Sami Yusuf Keynote speaker at DIHAD2012
I would like to thank DIHAD for inviting me to be a part to this prestigious event that has gained respect and support over the years through its monumentaal efforts and commendable achievements…
2 April 2012
Distinguished guests, members of the humanitarian community,
Ladies and gentlemen,
I would like to thank DIHAD for inviting me to be a part to this prestigious event that has gained respect and support over the years through its monumental efforts and commendable achievements. I would also like to thank the United Nations World Food Programme for lending their unwavering support to our joint initiative called LiveFeed. Together we have and we continue to highlight the plight of the drought-hit populations in the Horn of Africa as we continue our fight against hunger.
I can’t tell you how much admiration I have for what you do, as aid workers and facilitators, and how much I can relate to the hope and passion most of you nurture through their daily jobs. It is not only a must for anyone with a little bit of conscious and concern, but also such a thrill, such a blessing, to have the ability to make a difference in the lives of those in need. And the good news is that this opportunity is offered to each and every one of us, at our respective levels. It just feels so good and so right to care, as one people sharing the same, simple aspiration of a safe and happy future. As an artist, I have always strived to utilize my music and reach to open minds, open hearts and ultimately serve humanitarian causes in a universal spirit of responsibility and solidarity. I am a dreamer. I dream of a word free of poverty and hunger, and the more I invest time and engage people in this dream, the more I learn and realize, through my work with WFP, that solutions exist and that my dream could actually become reality. “Hunger is the world’s biggest solvable problem” and we can all do something about it, be part of the solution, whoever and wherever we are.

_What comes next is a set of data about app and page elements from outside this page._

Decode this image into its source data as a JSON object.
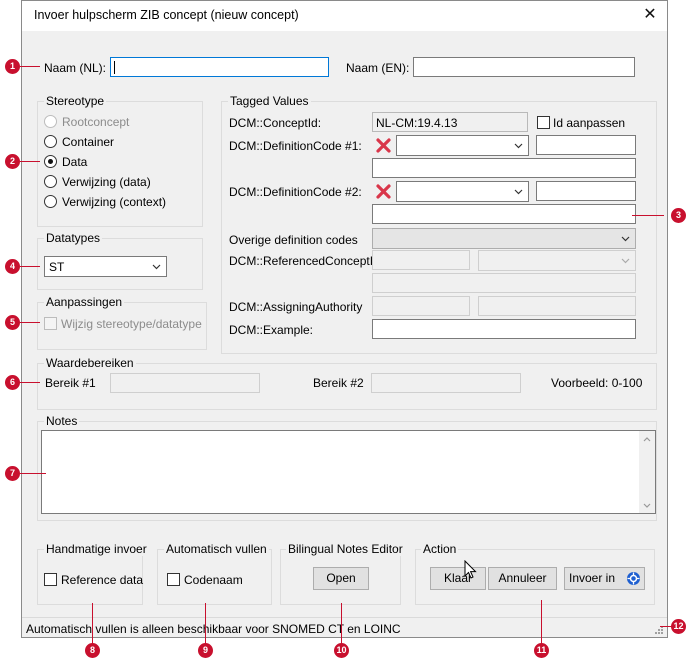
{
  "window": {
    "title": "Invoer hulpscherm ZIB concept (nieuw concept)",
    "close_glyph": "✕"
  },
  "naam": {
    "nl_label": "Naam (NL):",
    "en_label": "Naam (EN):",
    "nl_value": "",
    "en_value": ""
  },
  "stereotype": {
    "label": "Stereotype",
    "options": [
      "Rootconcept",
      "Container",
      "Data",
      "Verwijzing (data)",
      "Verwijzing (context)"
    ],
    "selected": "Data"
  },
  "datatypes": {
    "label": "Datatypes",
    "value": "ST"
  },
  "aanpassingen": {
    "label": "Aanpassingen",
    "checkbox_label": "Wijzig stereotype/datatype"
  },
  "tagged": {
    "label": "Tagged Values",
    "concept_id_label": "DCM::ConceptId:",
    "concept_id_value": "NL-CM:19.4.13",
    "id_aanpassen_label": "Id aanpassen",
    "def1_label": "DCM::DefinitionCode #1:",
    "def2_label": "DCM::DefinitionCode #2:",
    "overige_label": "Overige definition codes",
    "referenced_label": "DCM::ReferencedConceptId:",
    "assigning_label": "DCM::AssigningAuthority",
    "example_label": "DCM::Example:"
  },
  "waarde": {
    "label": "Waardebereiken",
    "bereik1_label": "Bereik #1",
    "bereik2_label": "Bereik #2",
    "voorbeeld": "Voorbeeld: 0-100"
  },
  "notes": {
    "label": "Notes"
  },
  "handmatig": {
    "label": "Handmatige invoer",
    "checkbox_label": "Reference data"
  },
  "automatisch": {
    "label": "Automatisch vullen",
    "checkbox_label": "Codenaam"
  },
  "bilingual": {
    "label": "Bilingual Notes Editor",
    "open_label": "Open"
  },
  "action": {
    "label": "Action",
    "klaar_label": "Klaar",
    "annuleer_label": "Annuleer",
    "invoer_label": "Invoer in"
  },
  "status": {
    "text": "Automatisch vullen is alleen beschikbaar voor SNOMED CT en LOINC"
  },
  "callouts": [
    "1",
    "2",
    "3",
    "4",
    "5",
    "6",
    "7",
    "8",
    "9",
    "10",
    "11",
    "12"
  ],
  "colors": {
    "callout": "#c8102e",
    "focus": "#0078d7",
    "window_bg": "#f0f0f0"
  }
}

The theme of this event is especially attractive to me because I am a firm believer in the fact that you, today’s youth, will carry the torch of hope into tomorrow. “The role and importance of youth in humanitarian assistance and development activities” is imperative; it’s vital.

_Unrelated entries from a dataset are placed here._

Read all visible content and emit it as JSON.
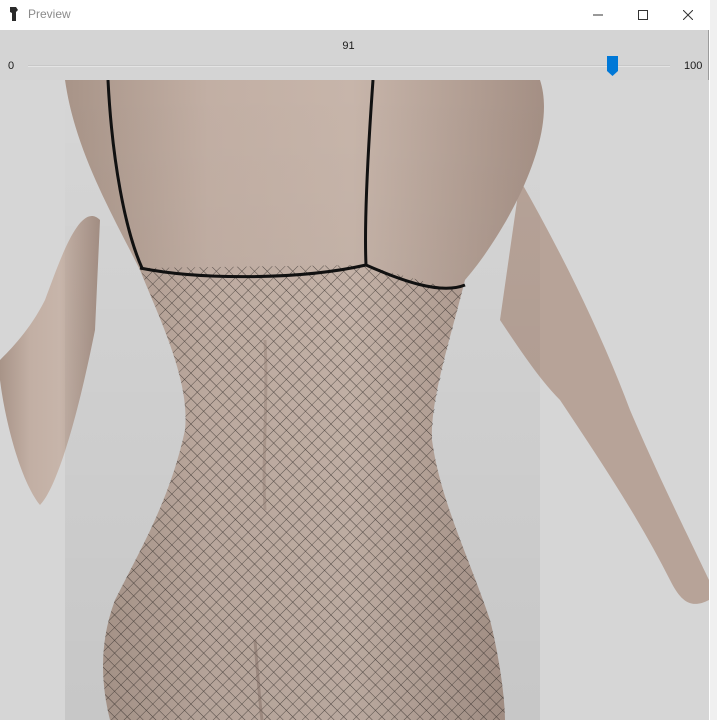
{
  "window": {
    "title": "Preview",
    "controls": [
      "minimize",
      "maximize",
      "close"
    ]
  },
  "slider": {
    "value": "91",
    "min_label": "0",
    "max_label": "100",
    "min": 0,
    "max": 100,
    "current": 91,
    "accent_color": "#0078d7"
  },
  "preview": {
    "content": "3D render of a figure seen from the back wearing a fishnet slip dress",
    "background_color": "#d6d6d6",
    "skin_color": "#bfaa9e"
  },
  "icons": {
    "app": "app-icon",
    "minimize": "minimize-icon",
    "maximize": "maximize-icon",
    "close": "close-icon"
  }
}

I urge you, youth, to use your creativity. Be ambitious. Innovate. You do not need to be old or rich or in the field to make a difference. You just need to utilize the gifts you have and put them into action.
When I saw the painful images that emerged from the Horn of Africa and Somalia I was so moved and knew I had to do something. That’s when I wrote my single “Forgotten Promises” and launched the LiveFeed campaign with WFP. Knowing that millions of people are unable to acquire the food that they need, that mothers and children are going to sleep hungry, and that with a different turn of fate it could be me and my family in those pictures I felt the need and the duty to do take action. All proceeds from “Forgotten Promises” go directly to WFP to feed hungry people in Somalia and the Horn of Africa. With each song downloaded and each album purchased, you provide direct food assistance to at least 2 people suffering from hunger. That’s why LiveFeed appeals to me; because it is tangible, creative, and effective.

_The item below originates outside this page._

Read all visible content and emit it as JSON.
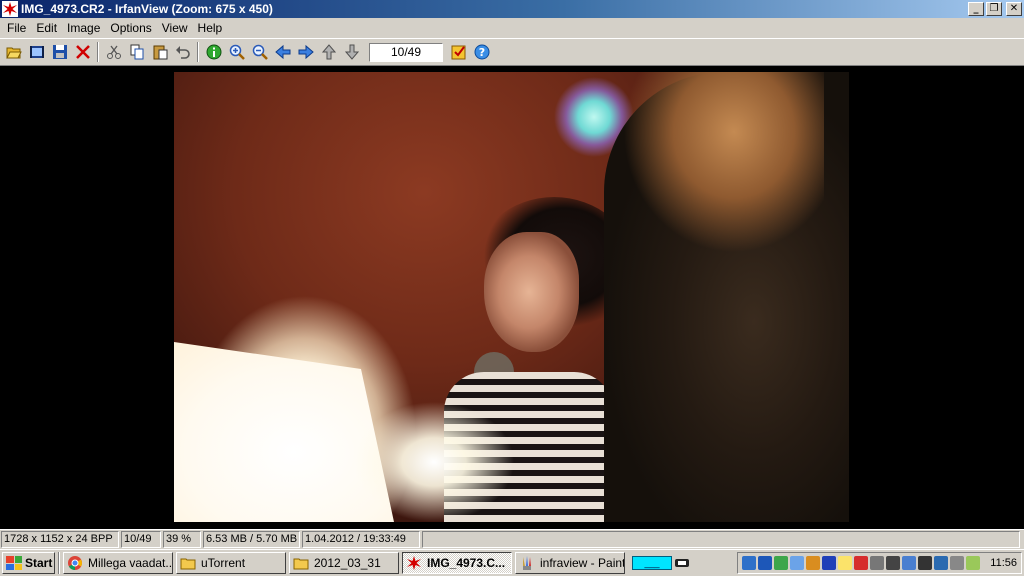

As part of the human family, as global citizens, we have a moral and social responsibility to help one another. Youth can engage in campaigns like LiveFeed through social media, Facebook and Twitter, through campaigns at your schools and universities, or simply by word of mouth.
You can and must start your own initiatives. You don’t need an advertising agency and a media budget to spread your message and mobilize people against hunger. Seek knowledge about humanitarian issues like hunger from WFP’s website, share it, and fundraise. The solutions to humanitarian issues need money to be implemented, so your ultimate objective should always be to encourage people to donate whatever they can. As little as 50 U.S. cents can enable the World Food Programme to feed one person for one day in the Horn of Africa. It costs US$50 to feed a schoolgirl for one whole year; similar to the cost of one iPod shuffle (US$45).
Too many people simply don’t know that 1 in 7 people goes to bed hungry each night, or that every 6 seconds a child dies from hunger. The good news though is that hunger is the world’s greatest solvable problem and that people like me and you can make these facts known. Together, we can fight hunger worldwide.
A world free of hunger is possible. If we all join forces, we can make it happen.